After months of being curled up on the couch, a good cleaning should be on your spring cleaning attack list. Dust, stains and even critters (yuck) could have made their way deep in between your couch cushions. Your first step should be to vacuum aways any surface dirt, dander and pet hair. Then make a homemade solution of ¼ cup all-natural dish detergent (not laundry), 1 cup of water and a few drops of lemon essential oil for scent and additional antibacterial properties. Use a mixer to blend them together into a thick foam. Then use a soft brush to apply the foam to your fabrics and scrub away. Be sure to use the foam sparingly. You don’t want to soak the fabric, only wet it enough to help remove the dirt. And ALWAYS test the foam on a hidden part of the upholstery to ensure it doesn’t damage or change the color of the material.
7. Air Fresheners

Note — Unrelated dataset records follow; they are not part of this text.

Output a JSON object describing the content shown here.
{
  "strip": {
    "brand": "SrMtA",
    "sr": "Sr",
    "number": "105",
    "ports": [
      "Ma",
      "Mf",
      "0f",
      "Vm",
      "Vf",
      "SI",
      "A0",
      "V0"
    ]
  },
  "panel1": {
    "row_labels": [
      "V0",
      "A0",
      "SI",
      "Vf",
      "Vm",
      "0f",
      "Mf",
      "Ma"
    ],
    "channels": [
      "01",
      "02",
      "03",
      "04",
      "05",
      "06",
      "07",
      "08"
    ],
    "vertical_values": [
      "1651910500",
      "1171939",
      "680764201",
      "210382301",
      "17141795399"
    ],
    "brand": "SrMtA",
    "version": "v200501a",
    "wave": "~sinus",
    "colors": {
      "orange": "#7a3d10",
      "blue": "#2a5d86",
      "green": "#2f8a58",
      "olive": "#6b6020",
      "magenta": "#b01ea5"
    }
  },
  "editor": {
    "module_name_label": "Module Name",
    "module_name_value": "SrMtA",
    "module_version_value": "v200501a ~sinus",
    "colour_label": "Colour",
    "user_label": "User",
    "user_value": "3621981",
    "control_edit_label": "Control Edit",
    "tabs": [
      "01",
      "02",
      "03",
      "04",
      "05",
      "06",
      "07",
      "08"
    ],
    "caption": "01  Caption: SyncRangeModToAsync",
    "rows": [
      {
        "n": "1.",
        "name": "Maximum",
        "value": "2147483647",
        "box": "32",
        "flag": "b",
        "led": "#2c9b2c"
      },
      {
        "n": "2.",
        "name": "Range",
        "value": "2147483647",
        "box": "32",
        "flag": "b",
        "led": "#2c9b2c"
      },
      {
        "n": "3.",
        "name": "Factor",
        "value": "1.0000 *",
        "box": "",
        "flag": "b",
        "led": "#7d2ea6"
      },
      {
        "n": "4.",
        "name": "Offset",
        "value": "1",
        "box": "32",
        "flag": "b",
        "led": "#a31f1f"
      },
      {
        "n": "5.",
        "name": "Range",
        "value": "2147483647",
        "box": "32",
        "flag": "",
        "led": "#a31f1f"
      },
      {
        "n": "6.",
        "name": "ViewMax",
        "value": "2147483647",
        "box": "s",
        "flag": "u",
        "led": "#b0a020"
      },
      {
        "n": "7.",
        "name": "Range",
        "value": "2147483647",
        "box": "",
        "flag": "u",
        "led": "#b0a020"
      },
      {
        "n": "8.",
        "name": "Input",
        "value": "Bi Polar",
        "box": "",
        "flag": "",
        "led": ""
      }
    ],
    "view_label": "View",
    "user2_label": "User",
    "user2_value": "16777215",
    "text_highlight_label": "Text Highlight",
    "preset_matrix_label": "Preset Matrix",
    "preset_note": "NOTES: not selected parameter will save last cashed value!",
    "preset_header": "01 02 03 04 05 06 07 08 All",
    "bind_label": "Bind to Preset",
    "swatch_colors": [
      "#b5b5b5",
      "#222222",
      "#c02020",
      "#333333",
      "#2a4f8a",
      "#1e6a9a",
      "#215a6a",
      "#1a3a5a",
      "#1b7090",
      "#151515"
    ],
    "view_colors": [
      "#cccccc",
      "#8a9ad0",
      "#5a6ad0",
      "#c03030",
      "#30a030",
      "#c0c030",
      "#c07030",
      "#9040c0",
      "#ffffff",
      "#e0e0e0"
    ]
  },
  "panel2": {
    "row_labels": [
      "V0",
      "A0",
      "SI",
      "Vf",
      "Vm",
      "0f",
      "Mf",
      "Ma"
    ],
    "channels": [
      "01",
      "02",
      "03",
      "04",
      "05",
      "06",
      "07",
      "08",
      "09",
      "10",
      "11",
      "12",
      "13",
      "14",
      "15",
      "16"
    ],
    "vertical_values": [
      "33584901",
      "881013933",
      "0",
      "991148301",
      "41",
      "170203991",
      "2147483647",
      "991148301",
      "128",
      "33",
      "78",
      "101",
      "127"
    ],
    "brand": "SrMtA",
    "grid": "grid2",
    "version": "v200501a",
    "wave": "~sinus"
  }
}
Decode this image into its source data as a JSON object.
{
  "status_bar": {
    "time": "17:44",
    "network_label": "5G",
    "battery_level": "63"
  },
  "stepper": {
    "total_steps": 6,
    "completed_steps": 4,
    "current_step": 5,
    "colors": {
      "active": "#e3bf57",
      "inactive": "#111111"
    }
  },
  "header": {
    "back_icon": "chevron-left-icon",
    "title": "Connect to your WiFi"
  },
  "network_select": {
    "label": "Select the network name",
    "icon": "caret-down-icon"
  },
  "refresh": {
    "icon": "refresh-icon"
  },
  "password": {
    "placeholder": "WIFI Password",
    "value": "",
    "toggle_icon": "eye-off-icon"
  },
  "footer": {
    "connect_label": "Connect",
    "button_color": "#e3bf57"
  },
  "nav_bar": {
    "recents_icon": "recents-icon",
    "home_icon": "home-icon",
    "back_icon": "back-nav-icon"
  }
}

There’s a reason why air fresheners always make it to every list of the top household toxins. Everything you breathe ends up in your blood stream. Plug in scents, sprays and scented candles have been documented by the Natural Resources Defense Council to contain phthalates and formaldehyde, which can causes an array of respiratory, hormonal abnormalities, birth defects, and reproductive problems. Synthetic air fresheners can trigger allergy symptoms, aggravate existing allergies and worsen asthma. Stanley Fineman, MD, ACAAI President(American College of Allergy, Asthma & Immunology) states “About 20 percent of the population and 34 percent of people with asthma report health problems from air fresheners.”
If you want to end your cleaning ritual with the wispy smell of spring in the air, turn to essential oils rather than synthetic versions of what nature offers. You can choose to diffuse, which will lightly fill the room with the all natural aroma, or better yet use an air purifier. You will not only fill the room with the fresh scents of spring, you get the added bonus of the purifier capturing and removing all the air-borne dust and dirt particles created from your cleaning spree.
Buyer Beware: Greenwashed Cleaning Products
With green cleaning on the rise, some big brands are forced into changing their formulas for a more natural one. Some products are greener, but others are just different. Replacing one well known toxic chemical such a paraben with a less toxic and not known chemical such as Methylisothiazolinone (a preservative found in cleaning products and cosmetics) is no better.
The Environmental Working Group (EWG) has created the Guide To Healthy Cleaning, a database rating of over 2000 cleaning products. Products can receive an A-F grade on how well they disclose ingredients, what the actual ingredients are and if there is a low, moderate or high concern for any issues associated with the ingredients such as: asthma/respiratory, skin, reproductive, cancer and/or environmental issues. Thanks to organizations like EWG we have full transparency on the ingredients used in cleaning products. Now everyone can go through your entire spring cleaning tool kit and find out what to use, replace or toss.
If after reading this post you decide you want to try a water-based air purifiers and/or essential oils (ours are non-synthetic all-natural water based blends) you can buy some right here at purefromnature.com.